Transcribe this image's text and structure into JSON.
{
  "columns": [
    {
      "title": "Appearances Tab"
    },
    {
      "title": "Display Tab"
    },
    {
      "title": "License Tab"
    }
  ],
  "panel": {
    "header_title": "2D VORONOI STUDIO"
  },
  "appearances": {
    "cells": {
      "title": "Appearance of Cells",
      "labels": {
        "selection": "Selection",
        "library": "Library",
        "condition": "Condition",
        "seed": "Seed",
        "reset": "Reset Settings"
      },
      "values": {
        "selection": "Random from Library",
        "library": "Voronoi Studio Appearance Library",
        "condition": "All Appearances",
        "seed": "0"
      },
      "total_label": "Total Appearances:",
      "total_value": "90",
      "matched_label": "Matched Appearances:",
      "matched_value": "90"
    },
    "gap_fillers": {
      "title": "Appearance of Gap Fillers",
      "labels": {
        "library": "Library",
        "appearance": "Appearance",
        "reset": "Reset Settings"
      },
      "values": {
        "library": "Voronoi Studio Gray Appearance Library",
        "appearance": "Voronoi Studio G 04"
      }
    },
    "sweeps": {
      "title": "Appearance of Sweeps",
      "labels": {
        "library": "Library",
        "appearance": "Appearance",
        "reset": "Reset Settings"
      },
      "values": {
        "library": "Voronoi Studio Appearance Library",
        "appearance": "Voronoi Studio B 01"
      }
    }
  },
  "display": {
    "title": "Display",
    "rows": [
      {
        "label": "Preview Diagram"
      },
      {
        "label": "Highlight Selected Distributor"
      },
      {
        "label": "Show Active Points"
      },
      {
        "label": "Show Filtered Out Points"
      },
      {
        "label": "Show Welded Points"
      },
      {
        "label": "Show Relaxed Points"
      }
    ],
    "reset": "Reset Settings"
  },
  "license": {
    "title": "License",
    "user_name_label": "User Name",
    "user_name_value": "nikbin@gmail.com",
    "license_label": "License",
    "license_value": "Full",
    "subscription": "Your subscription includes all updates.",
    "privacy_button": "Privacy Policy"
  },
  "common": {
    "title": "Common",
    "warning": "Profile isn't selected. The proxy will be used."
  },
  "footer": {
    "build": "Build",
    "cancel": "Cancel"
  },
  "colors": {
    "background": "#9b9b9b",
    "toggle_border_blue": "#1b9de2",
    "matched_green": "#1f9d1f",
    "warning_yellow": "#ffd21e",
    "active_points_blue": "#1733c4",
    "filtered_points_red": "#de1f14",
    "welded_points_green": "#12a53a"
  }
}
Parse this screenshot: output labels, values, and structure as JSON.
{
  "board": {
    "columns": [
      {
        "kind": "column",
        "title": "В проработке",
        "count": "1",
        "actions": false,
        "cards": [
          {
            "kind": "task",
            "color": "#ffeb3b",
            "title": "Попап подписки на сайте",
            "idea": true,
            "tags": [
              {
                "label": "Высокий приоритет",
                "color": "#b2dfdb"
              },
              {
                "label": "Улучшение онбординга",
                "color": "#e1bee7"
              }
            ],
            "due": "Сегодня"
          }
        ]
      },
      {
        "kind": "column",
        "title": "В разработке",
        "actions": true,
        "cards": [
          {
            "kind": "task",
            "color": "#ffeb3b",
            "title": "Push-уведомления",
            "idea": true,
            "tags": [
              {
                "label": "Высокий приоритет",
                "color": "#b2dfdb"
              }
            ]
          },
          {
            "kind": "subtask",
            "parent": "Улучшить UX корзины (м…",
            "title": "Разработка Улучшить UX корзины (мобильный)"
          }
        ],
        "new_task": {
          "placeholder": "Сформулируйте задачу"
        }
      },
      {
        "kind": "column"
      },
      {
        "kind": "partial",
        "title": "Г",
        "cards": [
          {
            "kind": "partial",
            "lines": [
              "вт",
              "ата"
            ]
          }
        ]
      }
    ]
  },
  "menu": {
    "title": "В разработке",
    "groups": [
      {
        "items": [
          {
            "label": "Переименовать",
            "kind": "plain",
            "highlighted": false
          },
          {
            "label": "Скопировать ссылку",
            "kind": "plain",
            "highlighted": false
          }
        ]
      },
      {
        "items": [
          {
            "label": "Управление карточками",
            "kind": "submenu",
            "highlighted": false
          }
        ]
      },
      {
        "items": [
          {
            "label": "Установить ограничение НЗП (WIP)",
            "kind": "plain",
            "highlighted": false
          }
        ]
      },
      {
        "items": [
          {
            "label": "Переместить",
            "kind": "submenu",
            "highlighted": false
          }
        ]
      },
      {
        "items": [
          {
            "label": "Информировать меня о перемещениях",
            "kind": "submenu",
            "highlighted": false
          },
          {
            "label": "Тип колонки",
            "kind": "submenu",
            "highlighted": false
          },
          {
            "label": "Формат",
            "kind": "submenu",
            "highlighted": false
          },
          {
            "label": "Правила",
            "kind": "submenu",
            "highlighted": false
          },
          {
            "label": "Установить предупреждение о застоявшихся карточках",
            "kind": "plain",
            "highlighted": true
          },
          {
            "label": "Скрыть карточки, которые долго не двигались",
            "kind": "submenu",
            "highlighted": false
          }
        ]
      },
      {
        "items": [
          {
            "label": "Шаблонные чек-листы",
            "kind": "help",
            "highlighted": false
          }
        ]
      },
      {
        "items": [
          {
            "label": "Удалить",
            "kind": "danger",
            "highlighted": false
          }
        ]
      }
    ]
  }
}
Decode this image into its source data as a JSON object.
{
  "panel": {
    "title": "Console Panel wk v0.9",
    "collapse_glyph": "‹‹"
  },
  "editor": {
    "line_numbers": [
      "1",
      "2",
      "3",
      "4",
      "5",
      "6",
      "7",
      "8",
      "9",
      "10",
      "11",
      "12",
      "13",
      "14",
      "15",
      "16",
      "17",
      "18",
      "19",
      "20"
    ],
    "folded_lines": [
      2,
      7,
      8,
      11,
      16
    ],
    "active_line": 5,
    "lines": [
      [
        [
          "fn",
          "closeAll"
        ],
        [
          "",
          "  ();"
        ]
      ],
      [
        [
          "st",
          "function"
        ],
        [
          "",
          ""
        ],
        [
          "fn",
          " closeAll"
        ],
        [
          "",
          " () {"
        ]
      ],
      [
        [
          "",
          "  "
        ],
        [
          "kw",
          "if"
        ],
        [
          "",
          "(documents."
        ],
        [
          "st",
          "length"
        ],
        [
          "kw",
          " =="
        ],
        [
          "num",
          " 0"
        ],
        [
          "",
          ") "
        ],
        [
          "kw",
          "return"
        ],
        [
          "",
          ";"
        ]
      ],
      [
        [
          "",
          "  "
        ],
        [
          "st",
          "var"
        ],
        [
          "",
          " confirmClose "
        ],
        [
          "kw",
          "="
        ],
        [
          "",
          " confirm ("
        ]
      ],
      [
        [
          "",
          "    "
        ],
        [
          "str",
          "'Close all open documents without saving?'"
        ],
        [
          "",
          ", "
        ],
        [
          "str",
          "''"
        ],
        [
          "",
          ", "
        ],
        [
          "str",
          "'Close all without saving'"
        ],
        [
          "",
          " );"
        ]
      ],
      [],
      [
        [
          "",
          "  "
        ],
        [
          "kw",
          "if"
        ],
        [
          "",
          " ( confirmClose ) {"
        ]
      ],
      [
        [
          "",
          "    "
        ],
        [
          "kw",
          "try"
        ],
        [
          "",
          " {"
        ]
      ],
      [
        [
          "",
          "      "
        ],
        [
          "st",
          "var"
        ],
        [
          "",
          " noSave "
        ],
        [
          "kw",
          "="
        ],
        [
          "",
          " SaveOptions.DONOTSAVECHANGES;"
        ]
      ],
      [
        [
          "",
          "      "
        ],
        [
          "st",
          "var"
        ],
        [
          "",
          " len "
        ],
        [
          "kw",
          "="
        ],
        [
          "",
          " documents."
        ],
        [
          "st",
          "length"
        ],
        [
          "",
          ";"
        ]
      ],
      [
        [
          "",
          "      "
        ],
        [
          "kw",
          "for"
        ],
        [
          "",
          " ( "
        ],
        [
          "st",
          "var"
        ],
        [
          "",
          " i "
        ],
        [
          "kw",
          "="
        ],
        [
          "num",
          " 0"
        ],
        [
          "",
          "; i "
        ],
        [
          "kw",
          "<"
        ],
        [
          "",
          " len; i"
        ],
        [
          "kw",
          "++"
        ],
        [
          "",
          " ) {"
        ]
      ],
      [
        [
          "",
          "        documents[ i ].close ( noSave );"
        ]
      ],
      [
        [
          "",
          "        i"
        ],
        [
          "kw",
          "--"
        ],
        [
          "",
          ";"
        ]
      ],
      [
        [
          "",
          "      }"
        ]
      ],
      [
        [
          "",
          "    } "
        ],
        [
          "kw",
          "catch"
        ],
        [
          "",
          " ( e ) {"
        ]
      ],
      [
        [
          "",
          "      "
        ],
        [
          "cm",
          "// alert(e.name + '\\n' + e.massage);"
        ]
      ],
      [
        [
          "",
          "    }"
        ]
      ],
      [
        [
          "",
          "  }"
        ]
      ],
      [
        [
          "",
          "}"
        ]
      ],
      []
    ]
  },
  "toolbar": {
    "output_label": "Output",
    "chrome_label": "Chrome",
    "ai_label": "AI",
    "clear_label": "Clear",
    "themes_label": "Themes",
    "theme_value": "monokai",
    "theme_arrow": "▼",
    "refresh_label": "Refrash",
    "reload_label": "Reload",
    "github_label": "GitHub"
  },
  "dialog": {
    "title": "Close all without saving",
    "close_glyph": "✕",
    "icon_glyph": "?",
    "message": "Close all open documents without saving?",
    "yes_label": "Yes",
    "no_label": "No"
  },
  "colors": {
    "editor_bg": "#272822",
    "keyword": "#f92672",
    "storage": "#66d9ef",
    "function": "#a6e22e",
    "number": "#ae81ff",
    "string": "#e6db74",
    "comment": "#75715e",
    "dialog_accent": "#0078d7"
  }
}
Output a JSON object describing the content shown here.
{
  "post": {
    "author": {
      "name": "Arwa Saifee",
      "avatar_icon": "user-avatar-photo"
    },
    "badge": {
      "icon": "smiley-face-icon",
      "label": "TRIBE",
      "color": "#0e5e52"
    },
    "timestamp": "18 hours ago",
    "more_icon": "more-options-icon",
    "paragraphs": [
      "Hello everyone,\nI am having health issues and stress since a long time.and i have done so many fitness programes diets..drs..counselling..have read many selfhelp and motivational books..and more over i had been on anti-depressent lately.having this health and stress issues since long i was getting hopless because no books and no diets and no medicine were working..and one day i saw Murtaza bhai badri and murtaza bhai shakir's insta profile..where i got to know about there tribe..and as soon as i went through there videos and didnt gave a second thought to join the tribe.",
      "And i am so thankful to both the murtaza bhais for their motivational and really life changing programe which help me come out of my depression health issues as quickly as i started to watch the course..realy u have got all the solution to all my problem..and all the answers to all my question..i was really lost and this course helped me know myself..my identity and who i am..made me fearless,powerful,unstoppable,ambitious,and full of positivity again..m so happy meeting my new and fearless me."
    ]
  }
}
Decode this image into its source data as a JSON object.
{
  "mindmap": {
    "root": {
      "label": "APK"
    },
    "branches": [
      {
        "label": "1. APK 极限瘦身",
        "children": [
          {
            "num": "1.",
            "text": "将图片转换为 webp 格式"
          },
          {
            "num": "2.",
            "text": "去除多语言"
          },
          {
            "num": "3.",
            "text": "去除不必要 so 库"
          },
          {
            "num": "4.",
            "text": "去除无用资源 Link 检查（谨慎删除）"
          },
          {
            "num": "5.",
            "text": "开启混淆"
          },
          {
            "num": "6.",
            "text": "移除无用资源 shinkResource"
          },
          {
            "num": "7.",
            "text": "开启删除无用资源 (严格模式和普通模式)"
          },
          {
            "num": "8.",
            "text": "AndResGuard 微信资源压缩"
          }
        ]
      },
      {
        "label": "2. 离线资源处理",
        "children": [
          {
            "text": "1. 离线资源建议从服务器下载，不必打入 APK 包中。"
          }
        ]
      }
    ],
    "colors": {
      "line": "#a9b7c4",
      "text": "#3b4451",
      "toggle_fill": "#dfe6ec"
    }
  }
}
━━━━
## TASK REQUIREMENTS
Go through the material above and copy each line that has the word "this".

## ANSWER TO THE PROBLEM
Transcribe this image's text and structure into JSON.
Parse this screenshot: output labels, values, and structure as JSON.
Decode this image into its source data as a JSON object.
      "Hello everyone,\nI am having health issues and stress since a long time.and i have done so many fitness programes diets..drs..counselling..have read many selfhelp and motivational books..and more over i had been on anti-depressent lately.having this health and stress issues since long i was getting hopless because no books and no diets and no medicine were working..and one day i saw Murtaza bhai badri and murtaza bhai shakir's insta profile..where i got to know about there tribe..and as soon as i went through there videos and didnt gave a second thought to join the tribe.",
      "And i am so thankful to both the murtaza bhais for their motivational and really life changing programe which help me come out of my depression health issues as quickly as i started to watch the course..realy u have got all the solution to all my problem..and all the answers to all my question..i was really lost and this course helped me know myself..my identity and who i am..made me fearless,powerful,unstoppable,ambitious,and full of positivity again..m so happy meeting my new and fearless me."
Decode this image into its source data as a JSON object.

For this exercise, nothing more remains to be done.